As all our stories do, my story begins with my mother’s. An English teacher and closet poet, she gifted me her love for words, and her uncanny knack for stringing them together. Words are the thread, the stitches that bind the fabric of all my memories of her.
Five years old, her reading to me before bed. Little Golden books became Nancy Drew became Babysitter’s Club became Stephen King. She let me read whatever I wanted and bought me all the books I asked for.
Thirteen years old, sharing our favorite famous quotes and discussing the meaning of life in the middle of the Texas summer. And laughing. Always laughing. Because words can be funny and sad and powerful enough to take your breath away.
Fifteen years old, taking my own words and making them into stories. She was the first person who ever read my writing. Because of her unabashed faith in me, she wasn’t the last.
Nineteen years old, on the phone at my dream college, reading her my essay for an English Lit class. Should I put a comma there?
Twenty-two years old, the worst thing. I’m the one reading to her now, Harry Potter. Her own words are stuck in her brain—diseased with cancer. She can’t speak.
Thirty-four years old and finally writing again. Every story I tell is about her, for her. I write a lot of them.

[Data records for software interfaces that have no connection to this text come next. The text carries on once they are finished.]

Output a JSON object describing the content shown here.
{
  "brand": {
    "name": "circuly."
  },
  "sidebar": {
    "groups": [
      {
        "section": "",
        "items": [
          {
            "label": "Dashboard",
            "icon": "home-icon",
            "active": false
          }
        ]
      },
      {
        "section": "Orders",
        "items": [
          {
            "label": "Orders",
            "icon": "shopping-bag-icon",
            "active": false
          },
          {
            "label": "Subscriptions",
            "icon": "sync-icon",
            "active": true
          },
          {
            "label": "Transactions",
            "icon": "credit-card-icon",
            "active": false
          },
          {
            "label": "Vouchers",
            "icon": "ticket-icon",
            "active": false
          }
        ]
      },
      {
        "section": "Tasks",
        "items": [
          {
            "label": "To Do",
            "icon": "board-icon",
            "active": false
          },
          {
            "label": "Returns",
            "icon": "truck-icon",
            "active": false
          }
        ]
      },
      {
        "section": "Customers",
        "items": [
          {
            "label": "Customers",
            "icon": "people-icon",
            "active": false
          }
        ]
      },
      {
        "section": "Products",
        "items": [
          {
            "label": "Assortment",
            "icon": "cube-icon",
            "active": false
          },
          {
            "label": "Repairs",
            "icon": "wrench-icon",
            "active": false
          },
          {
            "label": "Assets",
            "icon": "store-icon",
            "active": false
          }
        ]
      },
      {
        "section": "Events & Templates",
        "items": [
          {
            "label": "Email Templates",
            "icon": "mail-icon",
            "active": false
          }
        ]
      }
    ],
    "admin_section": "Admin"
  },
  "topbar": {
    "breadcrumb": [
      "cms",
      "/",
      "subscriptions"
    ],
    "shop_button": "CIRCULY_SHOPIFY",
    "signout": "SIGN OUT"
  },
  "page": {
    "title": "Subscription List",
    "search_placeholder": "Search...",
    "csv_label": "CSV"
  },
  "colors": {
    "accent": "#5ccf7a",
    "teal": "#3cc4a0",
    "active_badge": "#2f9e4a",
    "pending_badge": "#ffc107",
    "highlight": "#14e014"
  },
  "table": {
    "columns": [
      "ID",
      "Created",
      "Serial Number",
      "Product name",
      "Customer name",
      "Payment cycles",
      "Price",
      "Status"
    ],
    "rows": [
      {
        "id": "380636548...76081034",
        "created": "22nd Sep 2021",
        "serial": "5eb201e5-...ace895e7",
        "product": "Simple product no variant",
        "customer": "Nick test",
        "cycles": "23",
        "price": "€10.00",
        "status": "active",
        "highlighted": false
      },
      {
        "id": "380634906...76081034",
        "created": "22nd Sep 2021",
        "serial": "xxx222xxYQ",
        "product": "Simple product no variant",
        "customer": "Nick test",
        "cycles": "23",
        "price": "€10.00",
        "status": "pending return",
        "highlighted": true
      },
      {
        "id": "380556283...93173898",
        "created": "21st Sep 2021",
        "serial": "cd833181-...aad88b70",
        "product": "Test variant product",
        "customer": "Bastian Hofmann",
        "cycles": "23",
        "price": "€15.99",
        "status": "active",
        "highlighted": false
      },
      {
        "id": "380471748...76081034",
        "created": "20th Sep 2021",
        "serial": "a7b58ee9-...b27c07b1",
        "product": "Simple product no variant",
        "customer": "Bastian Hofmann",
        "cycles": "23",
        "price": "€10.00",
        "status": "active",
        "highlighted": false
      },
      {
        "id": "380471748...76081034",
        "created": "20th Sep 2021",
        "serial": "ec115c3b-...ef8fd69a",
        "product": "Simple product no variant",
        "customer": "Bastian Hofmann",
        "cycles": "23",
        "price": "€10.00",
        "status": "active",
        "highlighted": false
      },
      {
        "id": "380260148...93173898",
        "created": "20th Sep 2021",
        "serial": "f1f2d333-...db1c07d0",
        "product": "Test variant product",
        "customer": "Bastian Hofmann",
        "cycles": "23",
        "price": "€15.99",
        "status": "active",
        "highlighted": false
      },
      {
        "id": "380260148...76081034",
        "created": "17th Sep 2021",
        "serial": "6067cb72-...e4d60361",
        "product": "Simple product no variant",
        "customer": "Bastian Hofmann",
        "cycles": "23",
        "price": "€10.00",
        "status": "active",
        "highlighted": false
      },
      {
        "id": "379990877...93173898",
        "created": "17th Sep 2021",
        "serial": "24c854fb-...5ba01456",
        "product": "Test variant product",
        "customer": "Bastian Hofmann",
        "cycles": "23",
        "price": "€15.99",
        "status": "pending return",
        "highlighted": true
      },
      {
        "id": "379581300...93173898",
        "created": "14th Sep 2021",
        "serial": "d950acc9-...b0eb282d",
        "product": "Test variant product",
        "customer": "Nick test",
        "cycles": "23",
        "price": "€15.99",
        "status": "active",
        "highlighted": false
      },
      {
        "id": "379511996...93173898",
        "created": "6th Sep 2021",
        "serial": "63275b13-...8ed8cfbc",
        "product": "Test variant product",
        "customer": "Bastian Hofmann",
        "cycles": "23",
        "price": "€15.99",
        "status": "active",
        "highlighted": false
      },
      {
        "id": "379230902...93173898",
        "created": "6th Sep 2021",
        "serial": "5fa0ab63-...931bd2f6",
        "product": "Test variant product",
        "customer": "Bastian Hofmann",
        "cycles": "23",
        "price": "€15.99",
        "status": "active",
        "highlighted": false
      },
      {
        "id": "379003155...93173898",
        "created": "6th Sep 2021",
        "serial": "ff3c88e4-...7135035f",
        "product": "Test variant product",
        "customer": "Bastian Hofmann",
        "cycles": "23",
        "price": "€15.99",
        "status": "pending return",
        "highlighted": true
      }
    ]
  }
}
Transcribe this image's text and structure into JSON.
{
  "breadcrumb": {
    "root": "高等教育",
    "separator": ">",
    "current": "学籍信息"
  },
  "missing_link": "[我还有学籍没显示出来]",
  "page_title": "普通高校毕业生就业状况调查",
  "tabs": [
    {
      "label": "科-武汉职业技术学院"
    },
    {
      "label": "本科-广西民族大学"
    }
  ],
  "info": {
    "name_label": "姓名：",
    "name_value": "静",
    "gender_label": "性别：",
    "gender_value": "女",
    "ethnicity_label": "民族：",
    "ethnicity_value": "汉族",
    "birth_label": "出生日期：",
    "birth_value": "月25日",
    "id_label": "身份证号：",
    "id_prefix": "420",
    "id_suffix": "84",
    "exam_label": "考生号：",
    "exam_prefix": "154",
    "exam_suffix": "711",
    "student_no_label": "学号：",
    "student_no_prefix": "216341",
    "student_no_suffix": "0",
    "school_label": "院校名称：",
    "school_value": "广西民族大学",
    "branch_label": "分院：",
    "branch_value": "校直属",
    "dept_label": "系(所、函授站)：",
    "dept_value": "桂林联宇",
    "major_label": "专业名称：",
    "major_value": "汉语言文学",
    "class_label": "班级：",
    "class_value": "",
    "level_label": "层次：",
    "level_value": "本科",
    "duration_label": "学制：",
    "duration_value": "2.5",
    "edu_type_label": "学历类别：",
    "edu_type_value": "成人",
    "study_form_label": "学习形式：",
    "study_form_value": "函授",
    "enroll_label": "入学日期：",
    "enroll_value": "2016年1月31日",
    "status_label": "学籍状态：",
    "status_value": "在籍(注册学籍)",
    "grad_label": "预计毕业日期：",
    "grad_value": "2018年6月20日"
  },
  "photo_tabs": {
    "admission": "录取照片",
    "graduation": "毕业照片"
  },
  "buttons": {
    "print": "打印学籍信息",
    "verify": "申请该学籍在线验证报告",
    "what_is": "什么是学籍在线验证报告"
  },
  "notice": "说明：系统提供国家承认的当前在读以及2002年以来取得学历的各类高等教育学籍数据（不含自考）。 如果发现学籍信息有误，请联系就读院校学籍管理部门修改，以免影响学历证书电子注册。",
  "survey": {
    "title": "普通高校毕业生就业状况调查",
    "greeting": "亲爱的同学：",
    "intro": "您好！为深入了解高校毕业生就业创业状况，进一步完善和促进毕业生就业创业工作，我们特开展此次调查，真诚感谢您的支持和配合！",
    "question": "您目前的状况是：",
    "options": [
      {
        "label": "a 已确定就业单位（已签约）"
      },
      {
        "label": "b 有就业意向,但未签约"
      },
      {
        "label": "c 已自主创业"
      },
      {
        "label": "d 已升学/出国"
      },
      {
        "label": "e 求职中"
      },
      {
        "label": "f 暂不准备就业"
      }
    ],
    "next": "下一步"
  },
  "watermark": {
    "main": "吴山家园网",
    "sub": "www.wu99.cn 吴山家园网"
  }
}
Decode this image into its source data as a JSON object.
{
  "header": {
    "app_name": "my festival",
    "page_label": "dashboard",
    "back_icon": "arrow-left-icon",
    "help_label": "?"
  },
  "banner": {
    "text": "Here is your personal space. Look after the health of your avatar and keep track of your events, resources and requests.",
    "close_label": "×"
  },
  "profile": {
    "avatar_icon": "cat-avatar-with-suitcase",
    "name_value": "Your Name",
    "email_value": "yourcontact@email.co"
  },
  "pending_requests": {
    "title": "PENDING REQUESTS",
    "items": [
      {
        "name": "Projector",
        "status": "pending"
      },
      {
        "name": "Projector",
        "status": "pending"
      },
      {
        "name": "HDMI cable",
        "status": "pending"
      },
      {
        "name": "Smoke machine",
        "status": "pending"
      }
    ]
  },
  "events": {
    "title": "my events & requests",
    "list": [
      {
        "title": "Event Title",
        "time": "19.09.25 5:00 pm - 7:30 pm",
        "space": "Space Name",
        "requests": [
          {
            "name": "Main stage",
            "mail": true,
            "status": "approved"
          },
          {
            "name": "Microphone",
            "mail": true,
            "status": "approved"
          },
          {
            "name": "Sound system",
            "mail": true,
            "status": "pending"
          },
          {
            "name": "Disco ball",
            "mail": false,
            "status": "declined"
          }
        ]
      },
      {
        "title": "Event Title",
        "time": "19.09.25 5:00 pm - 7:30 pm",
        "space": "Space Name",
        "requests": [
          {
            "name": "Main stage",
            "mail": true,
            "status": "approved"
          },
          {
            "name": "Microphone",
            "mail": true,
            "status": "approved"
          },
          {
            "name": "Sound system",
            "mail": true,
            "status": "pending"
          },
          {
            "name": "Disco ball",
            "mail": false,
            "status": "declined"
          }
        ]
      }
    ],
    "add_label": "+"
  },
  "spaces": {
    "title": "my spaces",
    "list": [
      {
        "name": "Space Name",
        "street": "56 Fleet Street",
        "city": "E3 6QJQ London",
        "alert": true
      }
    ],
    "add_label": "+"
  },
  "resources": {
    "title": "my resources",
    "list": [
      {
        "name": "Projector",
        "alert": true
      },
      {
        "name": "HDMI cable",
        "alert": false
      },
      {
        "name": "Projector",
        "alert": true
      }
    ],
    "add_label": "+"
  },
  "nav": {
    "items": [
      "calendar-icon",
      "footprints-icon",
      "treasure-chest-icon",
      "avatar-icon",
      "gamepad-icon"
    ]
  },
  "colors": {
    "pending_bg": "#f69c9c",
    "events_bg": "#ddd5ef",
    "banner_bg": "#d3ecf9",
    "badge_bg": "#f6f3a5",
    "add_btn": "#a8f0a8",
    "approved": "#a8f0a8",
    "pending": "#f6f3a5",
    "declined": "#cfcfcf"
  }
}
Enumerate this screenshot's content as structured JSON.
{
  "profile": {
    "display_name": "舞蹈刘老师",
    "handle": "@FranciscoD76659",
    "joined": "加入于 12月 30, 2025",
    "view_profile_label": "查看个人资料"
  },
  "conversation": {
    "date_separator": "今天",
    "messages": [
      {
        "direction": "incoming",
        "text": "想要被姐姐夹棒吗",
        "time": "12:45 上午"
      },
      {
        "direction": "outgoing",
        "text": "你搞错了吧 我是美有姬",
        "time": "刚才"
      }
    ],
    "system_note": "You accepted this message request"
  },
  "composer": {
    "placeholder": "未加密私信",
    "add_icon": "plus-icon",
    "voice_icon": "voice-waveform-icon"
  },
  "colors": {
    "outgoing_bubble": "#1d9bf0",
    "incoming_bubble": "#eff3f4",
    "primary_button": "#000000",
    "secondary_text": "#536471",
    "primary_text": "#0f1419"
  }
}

Thirty-nine years old, my seventeenth motherless Mother’s Day. I sit down at the computer to find the right words, to arrange them properly. Sometimes, they come easy. Sometimes, they don’t. But no matter, she’s still here, right over my shoulder, reading them all.